essays about indian leaders examples ap european history essays http://hyperbaricnurses.org/2370-generic-viagra-by-fedx/ essay on compassion for kids case study template ae order suboxone strips online edition fourth handbook mla papers research writer propranolol crazy meds https://mjr.jour.umt.edu/admission/college-board-essays/1/ https://presentdangerchina.org/review/does-age-matter-essay/65/ https://eagfwc.org/men/buy-viagra-tesco-online/100/ mcgill thesis search viagra modo de tomar get link essay learning station alice adams writing the five paragraph essay stanford essays on the history of copyright cursus essays schrijven how i spent my winter holidays essay in hindi cialis gen rico canada https://artsandminds.org/assignment/help-your-writing/67/ buy and essay online here first grade animal research papers https://smartfin.org/science/effect-of-vacuum-pump-and-levitra/12/ great american essayist https://hudsonpubliclibrary.org/library/3rd-application-college-edition-essay-revised-winning-write/92/ source url elthyrone 50mg clomid roger malvin's burial essay apa itu viagra untuk wanita https://assessmentcentertraining.org/exercises/essays-writing-for-hire/58/ Linda Elsea, Certified Pilates Teacher
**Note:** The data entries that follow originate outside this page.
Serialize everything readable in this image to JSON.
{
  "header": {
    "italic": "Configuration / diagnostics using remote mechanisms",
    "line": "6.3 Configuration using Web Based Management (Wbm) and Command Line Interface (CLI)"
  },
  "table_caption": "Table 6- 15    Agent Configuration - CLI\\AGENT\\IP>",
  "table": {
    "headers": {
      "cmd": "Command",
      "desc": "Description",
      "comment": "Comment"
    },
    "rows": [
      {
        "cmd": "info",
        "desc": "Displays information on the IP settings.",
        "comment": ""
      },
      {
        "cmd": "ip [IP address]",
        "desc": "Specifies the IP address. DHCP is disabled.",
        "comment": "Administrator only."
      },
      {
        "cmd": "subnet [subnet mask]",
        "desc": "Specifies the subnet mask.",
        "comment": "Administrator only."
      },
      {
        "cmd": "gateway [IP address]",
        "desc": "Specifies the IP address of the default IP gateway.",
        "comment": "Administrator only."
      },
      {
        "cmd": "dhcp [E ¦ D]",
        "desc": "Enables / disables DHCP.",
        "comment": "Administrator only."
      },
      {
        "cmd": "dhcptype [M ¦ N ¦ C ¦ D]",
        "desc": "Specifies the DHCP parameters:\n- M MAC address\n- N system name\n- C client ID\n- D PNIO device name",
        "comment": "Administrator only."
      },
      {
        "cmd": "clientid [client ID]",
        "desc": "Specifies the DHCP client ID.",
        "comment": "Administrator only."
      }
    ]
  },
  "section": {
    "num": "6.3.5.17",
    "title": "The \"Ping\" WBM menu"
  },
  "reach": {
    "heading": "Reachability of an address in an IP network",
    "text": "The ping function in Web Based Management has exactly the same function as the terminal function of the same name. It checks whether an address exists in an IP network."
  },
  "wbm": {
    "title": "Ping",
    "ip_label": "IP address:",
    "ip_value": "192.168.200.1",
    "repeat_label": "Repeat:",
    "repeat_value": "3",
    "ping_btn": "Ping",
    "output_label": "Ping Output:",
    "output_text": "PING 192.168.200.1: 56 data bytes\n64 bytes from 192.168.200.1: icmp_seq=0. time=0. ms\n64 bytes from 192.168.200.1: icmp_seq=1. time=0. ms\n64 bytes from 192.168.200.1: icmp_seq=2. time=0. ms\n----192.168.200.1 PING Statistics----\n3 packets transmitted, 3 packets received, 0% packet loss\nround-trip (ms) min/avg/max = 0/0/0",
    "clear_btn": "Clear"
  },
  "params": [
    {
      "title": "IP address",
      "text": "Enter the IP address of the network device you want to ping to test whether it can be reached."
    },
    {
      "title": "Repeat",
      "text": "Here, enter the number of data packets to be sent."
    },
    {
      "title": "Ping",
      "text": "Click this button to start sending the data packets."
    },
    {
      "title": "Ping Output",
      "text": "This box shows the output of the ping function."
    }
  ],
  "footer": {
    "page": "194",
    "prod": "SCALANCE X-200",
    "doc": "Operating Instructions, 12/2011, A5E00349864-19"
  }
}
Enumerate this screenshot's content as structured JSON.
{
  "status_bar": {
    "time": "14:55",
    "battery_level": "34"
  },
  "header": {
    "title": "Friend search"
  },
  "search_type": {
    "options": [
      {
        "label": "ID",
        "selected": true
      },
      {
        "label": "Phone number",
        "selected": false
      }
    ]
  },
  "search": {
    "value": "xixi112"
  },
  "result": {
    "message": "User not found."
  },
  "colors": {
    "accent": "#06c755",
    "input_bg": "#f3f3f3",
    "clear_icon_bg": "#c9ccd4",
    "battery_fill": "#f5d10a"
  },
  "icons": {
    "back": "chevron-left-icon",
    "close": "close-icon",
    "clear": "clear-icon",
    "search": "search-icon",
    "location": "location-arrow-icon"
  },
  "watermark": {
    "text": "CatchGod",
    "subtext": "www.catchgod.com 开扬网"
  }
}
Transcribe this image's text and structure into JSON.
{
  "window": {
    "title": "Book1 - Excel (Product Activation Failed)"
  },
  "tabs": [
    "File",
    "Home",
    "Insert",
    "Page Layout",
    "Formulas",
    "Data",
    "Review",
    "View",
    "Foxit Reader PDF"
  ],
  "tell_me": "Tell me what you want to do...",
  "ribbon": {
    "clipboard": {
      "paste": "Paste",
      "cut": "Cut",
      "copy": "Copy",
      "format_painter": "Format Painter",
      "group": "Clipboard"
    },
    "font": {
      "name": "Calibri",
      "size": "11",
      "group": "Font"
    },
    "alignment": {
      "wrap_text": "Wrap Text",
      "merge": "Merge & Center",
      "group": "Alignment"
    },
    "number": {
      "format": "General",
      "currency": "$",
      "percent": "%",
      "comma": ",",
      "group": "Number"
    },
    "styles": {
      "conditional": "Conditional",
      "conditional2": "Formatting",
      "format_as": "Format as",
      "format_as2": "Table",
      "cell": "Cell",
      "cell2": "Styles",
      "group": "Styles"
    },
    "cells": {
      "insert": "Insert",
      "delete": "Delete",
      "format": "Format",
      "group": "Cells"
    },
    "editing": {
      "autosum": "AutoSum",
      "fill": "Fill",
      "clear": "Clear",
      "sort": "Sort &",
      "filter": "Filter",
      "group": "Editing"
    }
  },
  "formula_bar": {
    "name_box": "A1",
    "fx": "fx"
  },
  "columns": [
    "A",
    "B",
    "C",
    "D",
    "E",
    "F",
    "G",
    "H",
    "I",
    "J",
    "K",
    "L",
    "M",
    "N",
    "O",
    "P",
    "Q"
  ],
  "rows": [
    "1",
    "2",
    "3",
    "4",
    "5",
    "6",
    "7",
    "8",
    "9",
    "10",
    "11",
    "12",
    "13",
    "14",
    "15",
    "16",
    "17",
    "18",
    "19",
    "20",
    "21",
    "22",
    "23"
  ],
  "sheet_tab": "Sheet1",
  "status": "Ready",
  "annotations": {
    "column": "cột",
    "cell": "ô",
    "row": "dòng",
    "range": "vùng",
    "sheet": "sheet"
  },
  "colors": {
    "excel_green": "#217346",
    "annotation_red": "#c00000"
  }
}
Remember when Mom used to say, “Don’t bite off more than you can chew” and “Your eyes are bigger than your stomach?” We wanted it all, and we wanted it now. We lived and grew up wanting instant gratification and ignoring basic principle. How many years was it before my father’s words finally made sense. “Linda, it’s the principle of the thing that matters.”
That principle or fundamental truth began showing up rather glaringly when I decided to take up the fitness banner as a career years ago. I felt I was smart enough to train myself without going through all that education. I would get “ripped” first then apply for certification testing and pass with flying colors. That lasted about three weeks. I pulled my sacroiliac joint out of alignment and was confined to walking on hands and knees for several days. Then I decided to try race walking. I started at top speed around the track at the gym and before I finished the second round, my heart was racing so hard it took two hours for it to slow down to a normal beat. Scrap that. Now the principle of start small began to make sense. Going back to basics and working up to intermediate and advanced levels set a certain order to learning that gave me a sense of direction and purpose.
Once the principle of order was established and the goal and purpose understood that, other principles began to take shape. Persistence and patience took a bit more work. I found myself easily discouraged and not motivated because I wanted it all right now. Stubborn though I was, I still had enough common sense to understand at I had to have knowledge with qualified instruction and self practice to understand how to operate correctly. Mistakes don’t mean failure. Mistakes mean slow down, do it again, be precise, develop an easy rhythm until it flows smoothly. Expect some struggle in the sense of growth, development and gain.
Now 30 years later, I’m thinking, what’s the point to this kind of struggle at this age? What purpose does persistence really serve in the struggle against aches and pains, fatigue, or loss of any physical ability? I think the point is this: in any struggle we get stronger in some way, physically, mentally or spiritually. And what we gain is growth, and growth leads to a life lived more fully and with more joy each day, and that’s a big principle at any age.
Pilates reformer lessons are available for Sun Lakes residents; call Linda at 480-721-0493.